*** DATA SHOWN

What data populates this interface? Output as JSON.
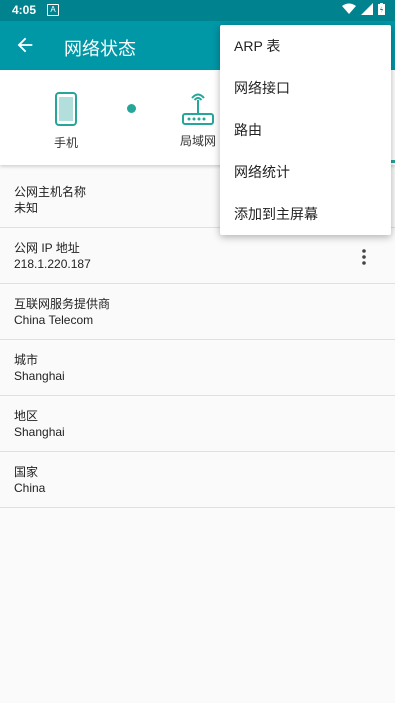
{
  "status_bar": {
    "time": "4:05",
    "notification_letter": "A"
  },
  "app_bar": {
    "title": "网络状态"
  },
  "diagram": {
    "nodes": [
      {
        "label": "手机",
        "icon": "phone-icon"
      },
      {
        "label": "局域网",
        "icon": "router-icon"
      }
    ]
  },
  "info_list": [
    {
      "label": "公网主机名称",
      "value": "未知"
    },
    {
      "label": "公网 IP 地址",
      "value": "218.1.220.187"
    },
    {
      "label": "互联网服务提供商",
      "value": "China Telecom"
    },
    {
      "label": "城市",
      "value": "Shanghai"
    },
    {
      "label": "地区",
      "value": "Shanghai"
    },
    {
      "label": "国家",
      "value": "China"
    }
  ],
  "overflow_menu": {
    "items": [
      "ARP 表",
      "网络接口",
      "路由",
      "网络统计",
      "添加到主屏幕"
    ]
  },
  "colors": {
    "primary": "#0097a7",
    "primary_dark": "#00838f",
    "accent": "#26a69a"
  }
}
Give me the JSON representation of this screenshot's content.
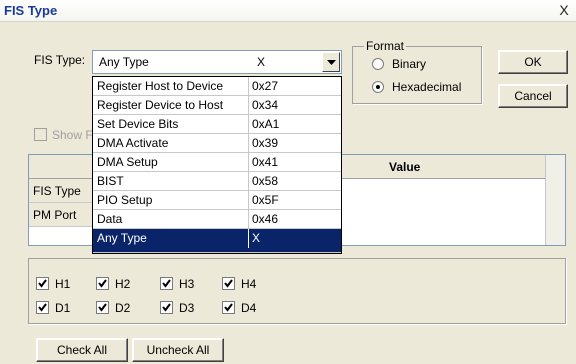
{
  "window": {
    "title": "FIS Type",
    "close_glyph": "X"
  },
  "fis_type": {
    "label": "FIS Type:",
    "selected_name": "Any Type",
    "selected_code": "X",
    "options": [
      {
        "name": "Register Host to Device",
        "code": "0x27"
      },
      {
        "name": "Register Device to Host",
        "code": "0x34"
      },
      {
        "name": "Set Device Bits",
        "code": "0xA1"
      },
      {
        "name": "DMA Activate",
        "code": "0x39"
      },
      {
        "name": "DMA Setup",
        "code": "0x41"
      },
      {
        "name": "BIST",
        "code": "0x58"
      },
      {
        "name": "PIO Setup",
        "code": "0x5F"
      },
      {
        "name": "Data",
        "code": "0x46"
      },
      {
        "name": "Any Type",
        "code": "X"
      }
    ]
  },
  "format": {
    "title": "Format",
    "options": [
      "Binary",
      "Hexadecimal"
    ],
    "selected": "Hexadecimal"
  },
  "buttons": {
    "ok": "OK",
    "cancel": "Cancel",
    "check_all": "Check All",
    "uncheck_all": "Uncheck All"
  },
  "show_label_partial": "Show F",
  "grid": {
    "value_header": "Value",
    "rows": [
      "FIS Type",
      "PM Port"
    ]
  },
  "checkboxes": {
    "row1": [
      "H1",
      "H2",
      "H3",
      "H4"
    ],
    "row2": [
      "D1",
      "D2",
      "D3",
      "D4"
    ]
  },
  "colors": {
    "title_text": "#1a3a9a",
    "selection": "#0a246a",
    "face": "#ece9d8"
  }
}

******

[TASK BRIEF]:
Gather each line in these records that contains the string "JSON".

[RESPONSE BELOW]:
What data populates this interface? Output as JSON.
Give me the JSON representation of this screenshot's content.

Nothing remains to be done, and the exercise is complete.